Chicago visual artist and activist Theaster Gates will discuss his practice and a recent collaboration with Oakland-based spoken word and dance artist Marc Bamuthi Joseph called red, black and GREEN: a blues. This multimedia performance and visual installation addresses environmental issues from the perspective of communities of color and will be shown at the Museum of Contemporary Art Chicago April 12-14. Directed by Michael John Garc s, Joseph is joined on stage by Gates, dancer/actor Traci Tolmaire, and musician Tommy Shepherd.

Theaster Gates is an artist and cultural planner. In his performances, installations, and urban interventions, Gates transforms spaces, institutions, traditions, and perceptions. Gates’ training as an urban planner and sculptor, and subsequent time spent studying clay, has given him keen awareness of the poetics of production. When Gates is not making art for museums, he is committed to the restoration of poor neighborhoods, converting abandoned buildings into cultural spaces that allow not only new cultural moments to happen in unexpected places, but also raise the city’s expectations of where “place-making” happens and why.

About red, black and GREEN: a blues

Bamuthi conducted field research for red, black and GREEN: a blues over several years, with interviews and community events, including in 2009 while performing the break/s at MCA Stage. The stage is set as an installation, open for public viewing during museum hours. The audience moves through the stage set before taking their seats.

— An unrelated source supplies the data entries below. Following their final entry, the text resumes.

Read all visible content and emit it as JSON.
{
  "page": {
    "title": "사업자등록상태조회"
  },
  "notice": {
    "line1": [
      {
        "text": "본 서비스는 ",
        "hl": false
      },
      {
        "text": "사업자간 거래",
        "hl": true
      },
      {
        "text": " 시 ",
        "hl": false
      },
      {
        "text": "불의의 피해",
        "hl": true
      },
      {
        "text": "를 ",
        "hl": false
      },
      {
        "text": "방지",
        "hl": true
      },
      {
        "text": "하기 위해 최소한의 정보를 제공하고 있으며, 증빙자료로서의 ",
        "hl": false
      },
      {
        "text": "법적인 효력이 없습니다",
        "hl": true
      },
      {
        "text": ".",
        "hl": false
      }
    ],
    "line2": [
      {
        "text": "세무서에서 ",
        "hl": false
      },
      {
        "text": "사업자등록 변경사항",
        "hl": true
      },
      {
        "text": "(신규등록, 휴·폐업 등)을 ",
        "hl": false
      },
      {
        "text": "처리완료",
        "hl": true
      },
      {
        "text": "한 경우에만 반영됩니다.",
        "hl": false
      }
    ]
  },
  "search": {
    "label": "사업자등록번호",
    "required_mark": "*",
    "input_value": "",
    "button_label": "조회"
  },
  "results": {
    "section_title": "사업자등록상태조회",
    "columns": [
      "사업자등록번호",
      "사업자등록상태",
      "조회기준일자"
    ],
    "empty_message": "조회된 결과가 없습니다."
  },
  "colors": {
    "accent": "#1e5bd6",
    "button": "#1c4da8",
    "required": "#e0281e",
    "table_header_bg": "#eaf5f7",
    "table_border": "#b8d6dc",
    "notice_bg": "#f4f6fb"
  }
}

In conceiving of red, black and GREEN: a blues, Bamuthi utilized a dynamic research-to-performance methodology that yielded community input as artistic resource material; specifically, the voices of people often left out of discussions about “living green.” This research took place through Life is Living, a series of community eco-festivals in urban parks nationwide featuring art, activism, and education. Interviews, poems, films, and murals from Life is Living were translated into text, choreography, and imagery that express the challenge of living green where violent crime and poor education pose a more imminent danger than ecological crisis. Set into a malleable stage installation of repurposed building materials and clay objects designed by Gates, the poetry and performance in red, black and GREEN: a blues puts forward the idea that valuing your own life, and the life of your community, is the first step to valuing planet Earth.